**Records**
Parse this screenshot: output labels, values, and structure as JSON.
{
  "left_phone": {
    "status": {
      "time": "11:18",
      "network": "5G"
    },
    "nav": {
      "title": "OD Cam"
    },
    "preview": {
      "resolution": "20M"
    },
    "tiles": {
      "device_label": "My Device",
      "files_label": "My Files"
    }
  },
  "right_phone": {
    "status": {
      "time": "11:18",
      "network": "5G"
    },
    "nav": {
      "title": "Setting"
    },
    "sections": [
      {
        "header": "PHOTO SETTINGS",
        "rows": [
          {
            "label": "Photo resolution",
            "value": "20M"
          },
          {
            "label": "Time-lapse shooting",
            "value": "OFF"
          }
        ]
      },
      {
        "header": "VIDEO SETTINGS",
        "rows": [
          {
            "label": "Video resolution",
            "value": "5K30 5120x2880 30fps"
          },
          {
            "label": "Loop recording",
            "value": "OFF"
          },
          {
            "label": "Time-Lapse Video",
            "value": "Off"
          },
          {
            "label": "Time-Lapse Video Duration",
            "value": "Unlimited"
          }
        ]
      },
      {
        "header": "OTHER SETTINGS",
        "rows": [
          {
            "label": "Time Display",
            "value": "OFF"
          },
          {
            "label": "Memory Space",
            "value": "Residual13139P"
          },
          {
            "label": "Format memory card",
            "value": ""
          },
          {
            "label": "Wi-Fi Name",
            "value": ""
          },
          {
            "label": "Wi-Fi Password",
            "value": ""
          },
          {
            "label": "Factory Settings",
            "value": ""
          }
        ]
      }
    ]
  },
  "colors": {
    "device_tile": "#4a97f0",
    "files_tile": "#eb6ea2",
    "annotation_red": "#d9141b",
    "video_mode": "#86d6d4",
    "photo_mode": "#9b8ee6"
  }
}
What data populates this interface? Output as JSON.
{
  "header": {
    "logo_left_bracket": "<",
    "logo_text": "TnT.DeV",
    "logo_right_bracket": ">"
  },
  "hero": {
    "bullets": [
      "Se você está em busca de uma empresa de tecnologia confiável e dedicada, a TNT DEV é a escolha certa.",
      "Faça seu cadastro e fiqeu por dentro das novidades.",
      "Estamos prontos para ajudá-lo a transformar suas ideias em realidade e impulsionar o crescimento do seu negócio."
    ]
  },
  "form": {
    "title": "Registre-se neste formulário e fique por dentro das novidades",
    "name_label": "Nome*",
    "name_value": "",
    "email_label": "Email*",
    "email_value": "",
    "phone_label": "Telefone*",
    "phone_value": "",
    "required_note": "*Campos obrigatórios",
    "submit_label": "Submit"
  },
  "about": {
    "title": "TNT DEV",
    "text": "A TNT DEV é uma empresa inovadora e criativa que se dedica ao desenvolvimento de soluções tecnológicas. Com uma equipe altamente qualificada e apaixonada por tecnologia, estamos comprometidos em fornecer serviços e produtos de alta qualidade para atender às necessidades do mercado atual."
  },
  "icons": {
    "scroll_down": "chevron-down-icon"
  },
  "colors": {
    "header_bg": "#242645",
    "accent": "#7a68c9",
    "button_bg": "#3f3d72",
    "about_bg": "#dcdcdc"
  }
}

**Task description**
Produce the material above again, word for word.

**Written response**
Parse this screenshot: output labels, values, and structure as JSON.
{
  "left_phone": {
    "status": {
      "time": "11:18",
      "network": "5G"
    },
    "nav": {
      "title": "OD Cam"
    },
    "preview": {
      "resolution": "20M"
    },
    "tiles": {
      "device_label": "My Device",
      "files_label": "My Files"
    }
  },
  "right_phone": {
    "status": {
      "time": "11:18",
      "network": "5G"
    },
    "nav": {
      "title": "Setting"
    },
    "sections": [
      {
        "header": "PHOTO SETTINGS",
        "rows": [
          {
            "label": "Photo resolution",
            "value": "20M"
          },
          {
            "label": "Time-lapse shooting",
            "value": "OFF"
          }
        ]
      },
      {
        "header": "VIDEO SETTINGS",
        "rows": [
          {
            "label": "Video resolution",
            "value": "5K30 5120x2880 30fps"
          },
          {
            "label": "Loop recording",
            "value": "OFF"
          },
          {
            "label": "Time-Lapse Video",
            "value": "Off"
          },
          {
            "label": "Time-Lapse Video Duration",
            "value": "Unlimited"
          }
        ]
      },
      {
        "header": "OTHER SETTINGS",
        "rows": [
          {
            "label": "Time Display",
            "value": "OFF"
          },
          {
            "label": "Memory Space",
            "value": "Residual13139P"
          },
          {
            "label": "Format memory card",
            "value": ""
          },
          {
            "label": "Wi-Fi Name",
            "value": ""
          },
          {
            "label": "Wi-Fi Password",
            "value": ""
          },
          {
            "label": "Factory Settings",
            "value": ""
          }
        ]
      }
    ]
  },
  "colors": {
    "device_tile": "#4a97f0",
    "files_tile": "#eb6ea2",
    "annotation_red": "#d9141b",
    "video_mode": "#86d6d4",
    "photo_mode": "#9b8ee6"
  }
}
What data populates this interface? Output as JSON.
{
  "header": {
    "logo_left_bracket": "<",
    "logo_text": "TnT.DeV",
    "logo_right_bracket": ">"
  },
  "hero": {
    "bullets": [
      "Se você está em busca de uma empresa de tecnologia confiável e dedicada, a TNT DEV é a escolha certa.",
      "Faça seu cadastro e fiqeu por dentro das novidades.",
      "Estamos prontos para ajudá-lo a transformar suas ideias em realidade e impulsionar o crescimento do seu negócio."
    ]
  },
  "form": {
    "title": "Registre-se neste formulário e fique por dentro das novidades",
    "name_label": "Nome*",
    "name_value": "",
    "email_label": "Email*",
    "email_value": "",
    "phone_label": "Telefone*",
    "phone_value": "",
    "required_note": "*Campos obrigatórios",
    "submit_label": "Submit"
  },
  "about": {
    "title": "TNT DEV",
    "text": "A TNT DEV é uma empresa inovadora e criativa que se dedica ao desenvolvimento de soluções tecnológicas. Com uma equipe altamente qualificada e apaixonada por tecnologia, estamos comprometidos em fornecer serviços e produtos de alta qualidade para atender às necessidades do mercado atual."
  },
  "icons": {
    "scroll_down": "chevron-down-icon"
  },
  "colors": {
    "header_bg": "#242645",
    "accent": "#7a68c9",
    "button_bg": "#3f3d72",
    "about_bg": "#dcdcdc"
  }
}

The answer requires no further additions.